Olivier Mussat, returns to the shared travel with English people – following a charity event where they all earned their trip with Serge.

First of all, as a French expat in London in the 2000’s, Serge was a symbol to us all when he single handedly defeated the English in 2002, allowing France to win the Grand Slam. Such was the joy that I even wore my France jersey all day in the office the following Monday (as I was the only Frenchman in an office full of Englishmen).

A decade later my wife and I had the pleasure of meeting Serge and got involved in his charity. Through work, I had already been many times to Cameroon, but my interactions with the people were limited as I spent most of my time going from an airport, to an air conditionned car, to an international hotel, to an airconditionned office, and back…. so when the opportunity presented itself to see the “real Cameroon” with Serge, we jumped on the opportunity.

We spent a week in Cameroon with Serge with other donors and visited all the SBA centers, met with the workers and the volunteers who help run the SBA on the ground, and most importantly met the children. Of course the children are at the heart of it all, and we were warmed by their smile, their happiness, and their love of the SBA as it offered them a stepping stone for them to get out of poverty.

All along we were treated as we were part of the SBA family, which allowed us to have some very candid interactions, and what we originally thought was going to be a “touristy trip” ended up being very hands on. Some of us helped run the rugby training, some helped with the younger kids reading class, whilst others even went to meet with the local chiefs and businesses to try to drum up more support and show that the SBA was indeed recognized outside of Cameroon’s borders as an example of a charity doing good work.

We met incredibly brilliant students, who had struggled through school because they didn’t have electricity at home to be able to study at night, or their parents were asking them to work instead of going to college, and yet they were infinitely curious and hungry for an education.
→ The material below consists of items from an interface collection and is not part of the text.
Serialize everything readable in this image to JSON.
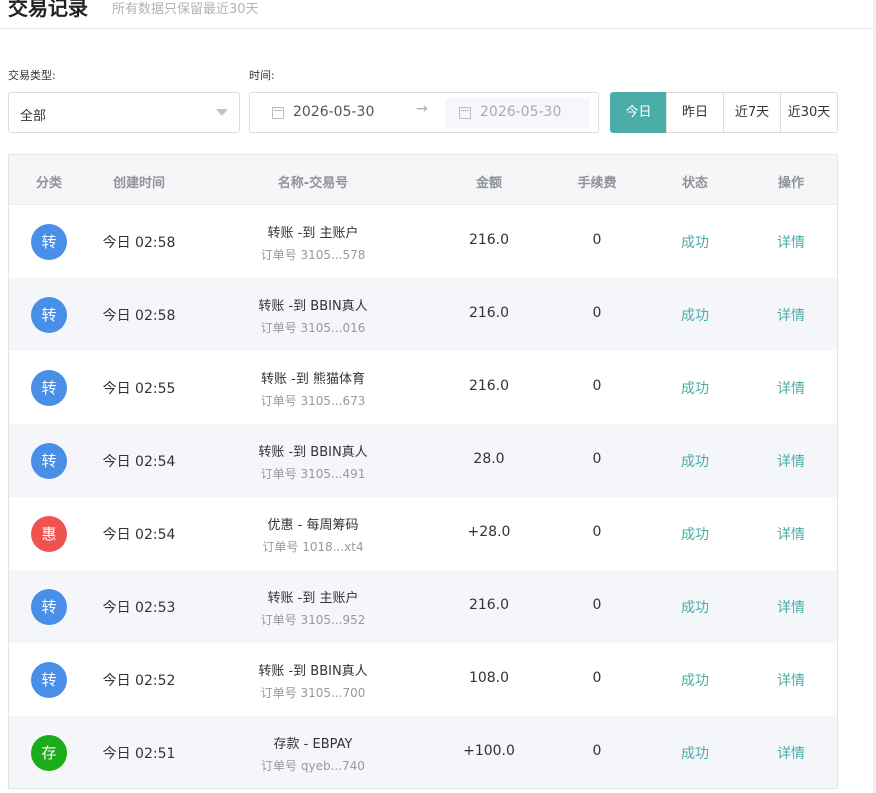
{
  "header": {
    "title": "交易记录",
    "subtitle": "所有数据只保留最近30天"
  },
  "filters": {
    "type_label": "交易类型:",
    "type_value": "全部",
    "time_label": "时间:",
    "start_date": "2026-05-30",
    "range_separator": "→",
    "end_date": "2026-05-30",
    "quick_ranges": [
      "今日",
      "昨日",
      "近7天",
      "近30天"
    ],
    "active_range": "今日"
  },
  "table": {
    "headers": [
      "分类",
      "创建时间",
      "名称-交易号",
      "金额",
      "手续费",
      "状态",
      "操作"
    ],
    "rows": [
      {
        "badge": "转",
        "badge_color": "#4a8fe7",
        "time": "今日 02:58",
        "name": "转账 -到 主账户",
        "order": "订单号 3105...578",
        "amount": "216.0",
        "fee": "0",
        "status": "成功",
        "action": "详情"
      },
      {
        "badge": "转",
        "badge_color": "#4a8fe7",
        "time": "今日 02:58",
        "name": "转账 -到 BBIN真人",
        "order": "订单号 3105...016",
        "amount": "216.0",
        "fee": "0",
        "status": "成功",
        "action": "详情"
      },
      {
        "badge": "转",
        "badge_color": "#4a8fe7",
        "time": "今日 02:55",
        "name": "转账 -到 熊猫体育",
        "order": "订单号 3105...673",
        "amount": "216.0",
        "fee": "0",
        "status": "成功",
        "action": "详情"
      },
      {
        "badge": "转",
        "badge_color": "#4a8fe7",
        "time": "今日 02:54",
        "name": "转账 -到 BBIN真人",
        "order": "订单号 3105...491",
        "amount": "28.0",
        "fee": "0",
        "status": "成功",
        "action": "详情"
      },
      {
        "badge": "惠",
        "badge_color": "#ef5350",
        "time": "今日 02:54",
        "name": "优惠 - 每周筹码",
        "order": "订单号 1018...xt4",
        "amount": "+28.0",
        "fee": "0",
        "status": "成功",
        "action": "详情"
      },
      {
        "badge": "转",
        "badge_color": "#4a8fe7",
        "time": "今日 02:53",
        "name": "转账 -到 主账户",
        "order": "订单号 3105...952",
        "amount": "216.0",
        "fee": "0",
        "status": "成功",
        "action": "详情"
      },
      {
        "badge": "转",
        "badge_color": "#4a8fe7",
        "time": "今日 02:52",
        "name": "转账 -到 BBIN真人",
        "order": "订单号 3105...700",
        "amount": "108.0",
        "fee": "0",
        "status": "成功",
        "action": "详情"
      },
      {
        "badge": "存",
        "badge_color": "#1aad19",
        "time": "今日 02:51",
        "name": "存款 - EBPAY",
        "order": "订单号 qyeb...740",
        "amount": "+100.0",
        "fee": "0",
        "status": "成功",
        "action": "详情"
      }
    ]
  },
  "colors": {
    "accent": "#4aada8",
    "transfer": "#4a8fe7",
    "promo": "#ef5350",
    "deposit": "#1aad19"
  }
}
I will always remember this teenager asking me to explain to him Plato’s allegory of the cave he had read on his own, then switch on to macro-economics, and yet the best job he could aspire to was to be a delivery man as he would not be able to afford university.

I have to say that even though we were in a completely foreign environment, the organisation of the trip was great and we always felt safe. This was a fantastic opportunity which I would recommend to anyone who wants to discover how the conceptual idea of “giving back” can quickly become a reality, and seeing on the ground how couple of dollars a day can really change these kids life was not only humbling, but made you want to continue to do more, much more.

Event : Paris Rugby Show

 

SERGE BETSEN ACADEMY had a stall at the PARIS RUGBY SHOW, the first major show of rugby in France.

Program, conferences, exhibition matches, smiles and good humor. Serge Betsen was of course present. The opportunity for us to promote the association to a new audience that has always listened with interest to the history of 10 years of the SBA.

 

More pictures on our FACEBOOK page : https://www.facebook.com/sergebetsenacademy?fref=ts.